Roy Quaas, Zeke Cuningham and Jaden Kelly fill the Little Theater with upbeat instrumentals before the play. (Luca Roy)

The Archie Williams Drama Department has meticulously rehearsed a concise three-hour saga to tell the tale of Odysseus. After six weeks of rehearsals, Mary Zimmerman’s dramatic adaptation of The Odyssey took place in the Archie Williams Little Theater Nov. 16-19. Directors Jasper Thelin and senior Stella Vasques have guided the class from casting to opening night.

Archie Williams’ Peregrine Players set the mood for the show with a hint of comedy as a modern human takes the stage and struggles to understand the chaotic English translations of the poem. While the complex nature of The Odyssey is celebrated in academia, this light-hearted and borderline campy production details a simplified tale for a broader audience. From sophomores chewing imaginary grass to instrumental Lady Gaga snippets, the show proves to be yet another high-quality production from Archie Williams Drama. 

Phemios (Ford Cocciolo) singing tales of the Trojan War to Penelope and her drunken suitors. (Luca Roy)

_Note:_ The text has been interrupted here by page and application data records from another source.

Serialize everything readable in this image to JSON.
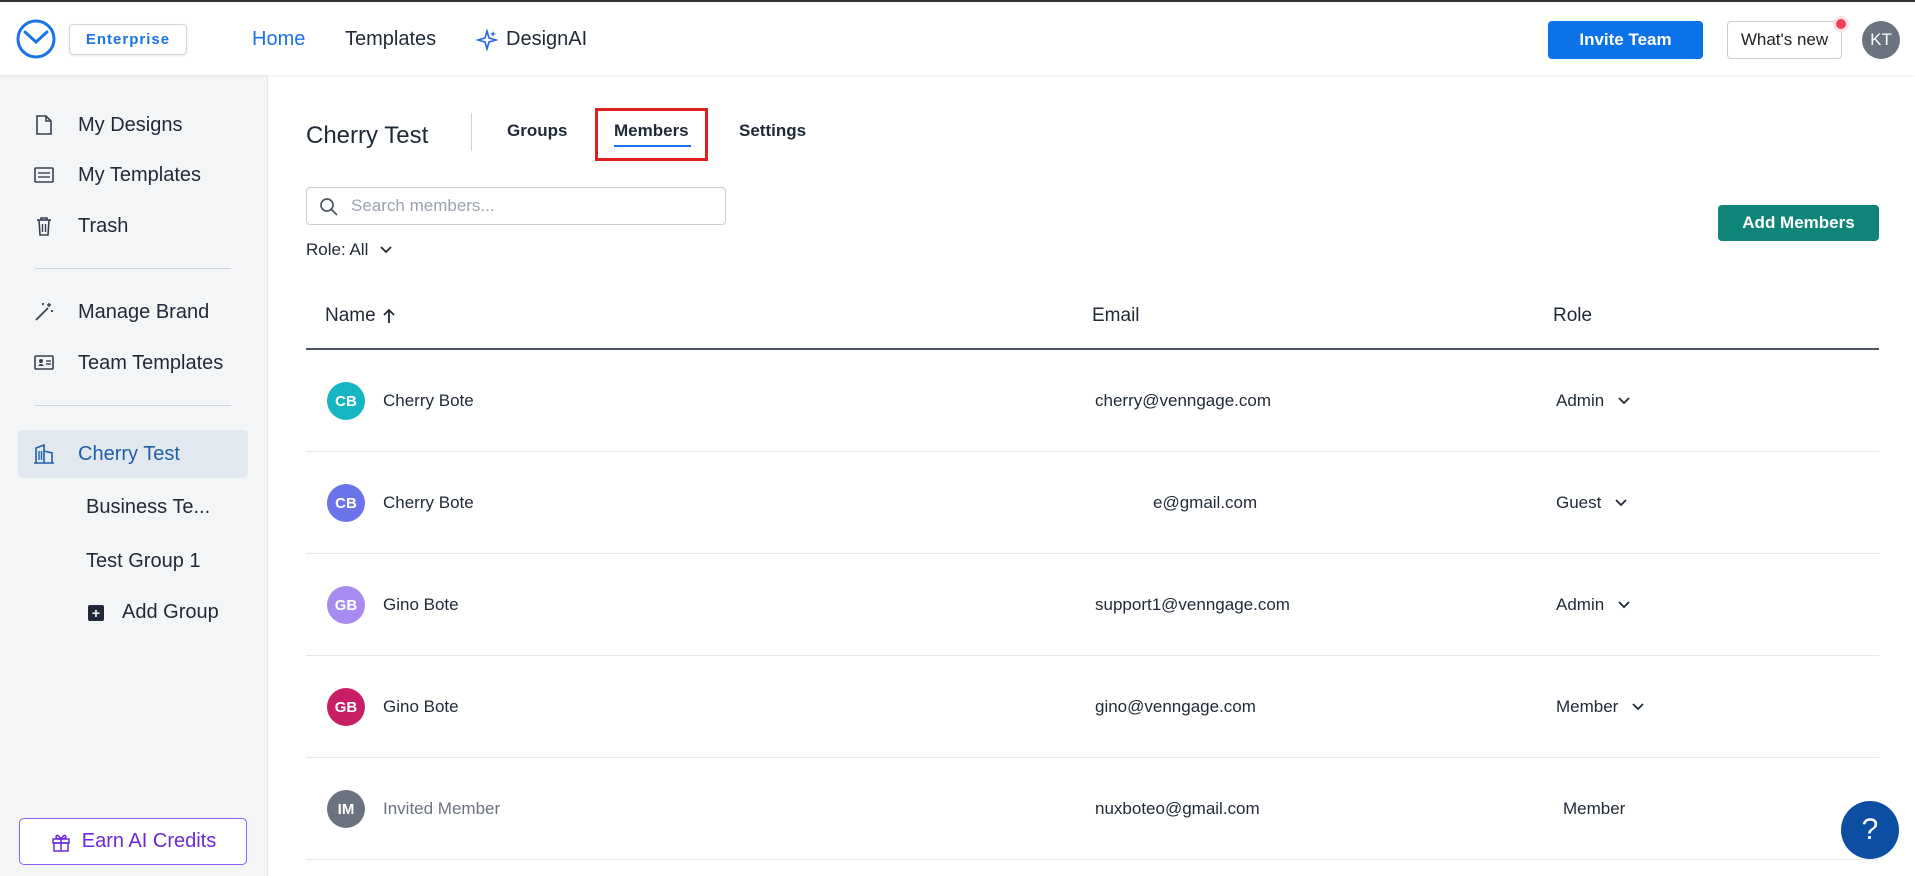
{
  "header": {
    "badge": "Enterprise",
    "nav": {
      "home": "Home",
      "templates": "Templates",
      "designai": "DesignAI"
    },
    "invite_label": "Invite Team",
    "whats_new_label": "What's new",
    "avatar_initials": "KT",
    "accent_color": "#0b72e7"
  },
  "sidebar": {
    "items": [
      {
        "label": "My Designs",
        "icon": "file-icon"
      },
      {
        "label": "My Templates",
        "icon": "templates-icon"
      },
      {
        "label": "Trash",
        "icon": "trash-icon"
      },
      {
        "label": "Manage Brand",
        "icon": "magic-wand-icon"
      },
      {
        "label": "Team Templates",
        "icon": "team-templates-icon"
      },
      {
        "label": "Cherry Test",
        "icon": "building-icon"
      }
    ],
    "groups": [
      "Business Te...",
      "Test Group 1"
    ],
    "add_group_label": "Add Group",
    "earn_credits_label": "Earn AI Credits"
  },
  "main": {
    "title": "Cherry Test",
    "tabs": {
      "groups": "Groups",
      "members": "Members",
      "settings": "Settings"
    },
    "search_placeholder": "Search members...",
    "role_filter": "Role: All",
    "add_members_label": "Add Members",
    "columns": {
      "name": "Name",
      "email": "Email",
      "role": "Role"
    },
    "rows": [
      {
        "initials": "CB",
        "name": "Cherry Bote",
        "email": "cherry@venngage.com",
        "role": "Admin",
        "avatar_color": "#16b5c4"
      },
      {
        "initials": "CB",
        "name": "Cherry Bote",
        "email": "e@gmail.com",
        "role": "Guest",
        "avatar_color": "#6a73ea"
      },
      {
        "initials": "GB",
        "name": "Gino Bote",
        "email": "support1@venngage.com",
        "role": "Admin",
        "avatar_color": "#a78bf0"
      },
      {
        "initials": "GB",
        "name": "Gino Bote",
        "email": "gino@venngage.com",
        "role": "Member",
        "avatar_color": "#c81e66"
      },
      {
        "initials": "IM",
        "name": "Invited Member",
        "email": "nuxboteo@gmail.com",
        "role": "Member",
        "avatar_color": "#6b7280"
      }
    ]
  },
  "help_label": "?"
}
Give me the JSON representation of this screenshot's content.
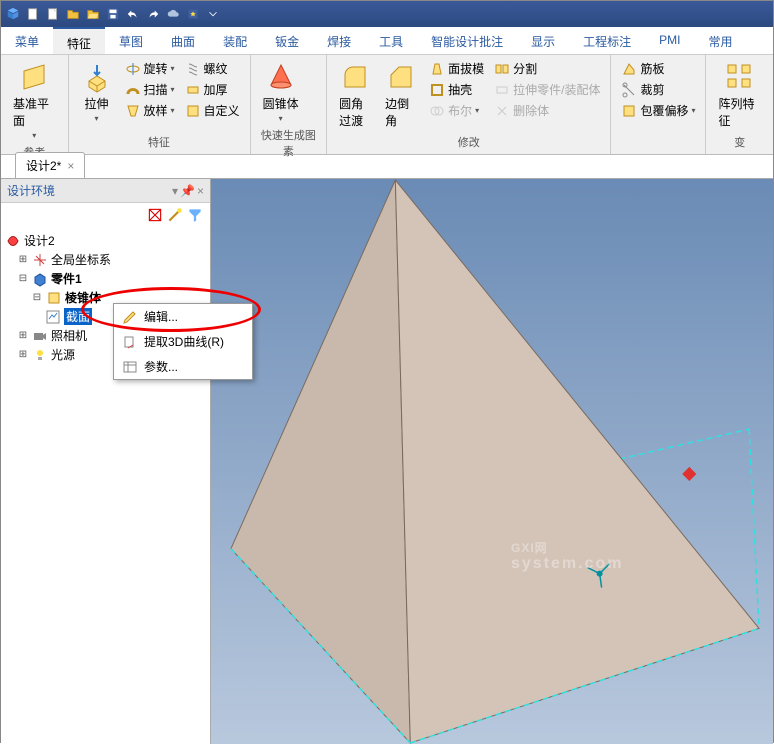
{
  "menu": {
    "tabs": [
      "菜单",
      "特征",
      "草图",
      "曲面",
      "装配",
      "钣金",
      "焊接",
      "工具",
      "智能设计批注",
      "显示",
      "工程标注",
      "PMI",
      "常用"
    ],
    "active_index": 1
  },
  "ribbon": {
    "groups": [
      {
        "label": "参考",
        "large": [
          {
            "name": "基准平面",
            "icon": "plane"
          }
        ]
      },
      {
        "label": "特征",
        "large": [
          {
            "name": "拉伸",
            "icon": "extrude"
          }
        ],
        "cols": [
          [
            {
              "name": "旋转",
              "icon": "revolve"
            },
            {
              "name": "扫描",
              "icon": "sweep"
            },
            {
              "name": "放样",
              "icon": "loft"
            }
          ],
          [
            {
              "name": "螺纹",
              "icon": "thread"
            },
            {
              "name": "加厚",
              "icon": "thicken"
            },
            {
              "name": "自定义",
              "icon": "custom"
            }
          ]
        ]
      },
      {
        "label": "快速生成图素",
        "large": [
          {
            "name": "圆锥体",
            "icon": "cone"
          }
        ]
      },
      {
        "label": "修改",
        "large": [
          {
            "name": "圆角过渡",
            "icon": "fillet"
          },
          {
            "name": "边倒角",
            "icon": "chamfer"
          }
        ],
        "cols": [
          [
            {
              "name": "面拔模",
              "icon": "draft"
            },
            {
              "name": "抽壳",
              "icon": "shell"
            },
            {
              "name": "布尔",
              "icon": "bool"
            }
          ],
          [
            {
              "name": "分割",
              "icon": "split"
            },
            {
              "name": "拉伸零件/装配体",
              "icon": "stretch"
            },
            {
              "name": "删除体",
              "icon": "delete"
            }
          ]
        ]
      },
      {
        "label": "",
        "cols": [
          [
            {
              "name": "筋板",
              "icon": "rib"
            },
            {
              "name": "裁剪",
              "icon": "trim"
            },
            {
              "name": "包覆偏移",
              "icon": "wrap"
            }
          ]
        ]
      },
      {
        "label": "变",
        "large": [
          {
            "name": "阵列特征",
            "icon": "pattern"
          }
        ]
      }
    ]
  },
  "doc_tab": {
    "title": "设计2*"
  },
  "sidebar": {
    "title": "设计环境"
  },
  "tree": {
    "root": "设计2",
    "items": [
      {
        "label": "全局坐标系",
        "icon": "axis",
        "indent": 1,
        "exp": "+"
      },
      {
        "label": "零件1",
        "icon": "part",
        "indent": 1,
        "exp": "-",
        "bold": true
      },
      {
        "label": "棱锥体",
        "icon": "solid",
        "indent": 2,
        "exp": "-",
        "bold": true
      },
      {
        "label": "截面",
        "icon": "sketch",
        "indent": 3,
        "selected": true
      },
      {
        "label": "照相机",
        "icon": "camera",
        "indent": 1,
        "exp": "+"
      },
      {
        "label": "光源",
        "icon": "light",
        "indent": 1,
        "exp": "+"
      }
    ]
  },
  "context_menu": {
    "items": [
      {
        "label": "编辑...",
        "icon": "edit"
      },
      {
        "label": "提取3D曲线(R)",
        "icon": "extract"
      },
      {
        "label": "参数...",
        "icon": "params"
      }
    ]
  },
  "watermark": {
    "main": "GXI网",
    "sub": "system.com"
  },
  "colors": {
    "accent": "#2a5aa0",
    "select": "#0a64c8",
    "annotation": "#e00"
  }
}
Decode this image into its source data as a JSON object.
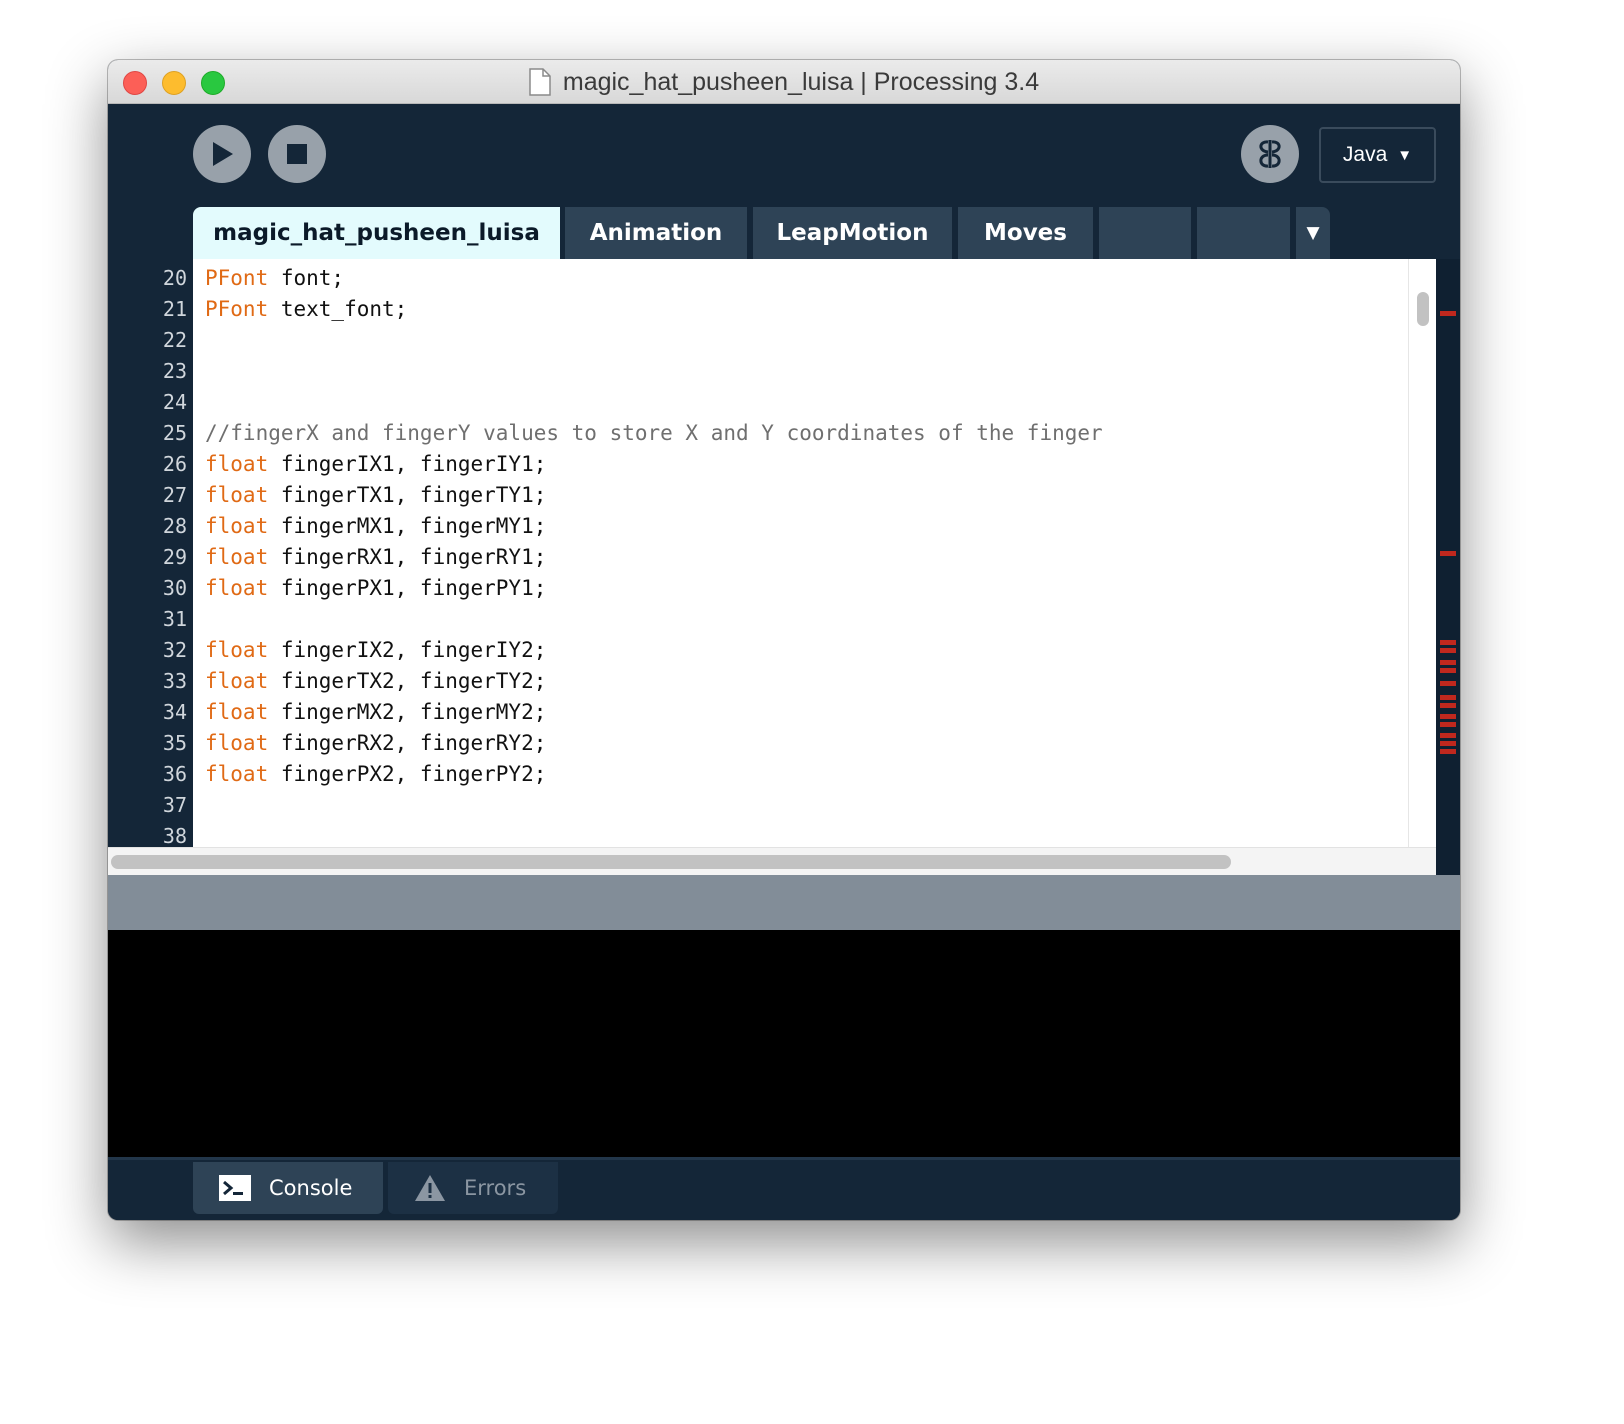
{
  "window": {
    "title": "magic_hat_pusheen_luisa | Processing 3.4"
  },
  "toolbar": {
    "run_icon": "play-icon",
    "stop_icon": "stop-icon",
    "debug_icon": "butterfly-debugger-icon",
    "mode_label": "Java",
    "mode_arrow": "▼"
  },
  "tabs": {
    "items": [
      "magic_hat_pusheen_luisa",
      "Animation",
      "LeapMotion",
      "Moves",
      "",
      ""
    ],
    "active_index": 0,
    "overflow_arrow": "▼"
  },
  "editor": {
    "line_numbers": [
      "20",
      "21",
      "22",
      "23",
      "24",
      "25",
      "26",
      "27",
      "28",
      "29",
      "30",
      "31",
      "32",
      "33",
      "34",
      "35",
      "36",
      "37",
      "38"
    ],
    "lines": [
      {
        "kw": "PFont",
        "rest": " font;"
      },
      {
        "kw": "PFont",
        "rest": " text_font;"
      },
      {
        "kw": "",
        "rest": ""
      },
      {
        "kw": "",
        "rest": ""
      },
      {
        "kw": "",
        "rest": ""
      },
      {
        "comment": "//fingerX and fingerY values to store X and Y coordinates of the finger"
      },
      {
        "kw": "float",
        "rest": " fingerIX1, fingerIY1;"
      },
      {
        "kw": "float",
        "rest": " fingerTX1, fingerTY1;"
      },
      {
        "kw": "float",
        "rest": " fingerMX1, fingerMY1;"
      },
      {
        "kw": "float",
        "rest": " fingerRX1, fingerRY1;"
      },
      {
        "kw": "float",
        "rest": " fingerPX1, fingerPY1;"
      },
      {
        "kw": "",
        "rest": ""
      },
      {
        "kw": "float",
        "rest": " fingerIX2, fingerIY2;"
      },
      {
        "kw": "float",
        "rest": " fingerTX2, fingerTY2;"
      },
      {
        "kw": "float",
        "rest": " fingerMX2, fingerMY2;"
      },
      {
        "kw": "float",
        "rest": " fingerRX2, fingerRY2;"
      },
      {
        "kw": "float",
        "rest": " fingerPX2, fingerPY2;"
      },
      {
        "kw": "",
        "rest": ""
      },
      {
        "kw": "",
        "rest": ""
      }
    ]
  },
  "footer": {
    "console_label": "Console",
    "errors_label": "Errors"
  },
  "colors": {
    "keyword": "#e06a15",
    "comment": "#6f6f6f",
    "background": "#142638",
    "active_tab": "#e3fbfd",
    "error_marker": "#c0281e"
  }
}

As Odysseus, played by senior Indigo Herrera-Meade, navigates shipwrecks, massacres and desertion, audiences can’t help but be engaged. Vocal sound effects, as well as dynamic lighting and handmade sets enhance the roles of  “drunk” soldiers, sheep, and victims of cannibalism. 

Hermes (Gabe Esser) pedals his golden “chariot” while fufilling his role as messenger of the gods. (Luca Roy)

The main cast, including sophomore Noble Peter-Frank as Telemachus, senior Julia Rudolph as Athena, and senior Ashleigh Farnsworth as Penelope, are incredible performers. They seamlessly portray their characters’ dreams, despairs, and delights. Their passionate acting throughout the play keeps audience members engaged, and cohesive costume design and realistic props enhance all aspects of the show.

The Odyssey was worth the three hour visit and the requested $5 donation for audience members is a fairly inexpensive guarantee for high-quality entertainment. The simplified story is suitable for any audience and the collaboration from cast and crew and engaging show engineering earn the show four and a half out of five feathers. 

Telemachus (Noble Peter-Frank) is graciously welcomed into Sparta by King Menelaus (Eli Wilson). (Luca Roy)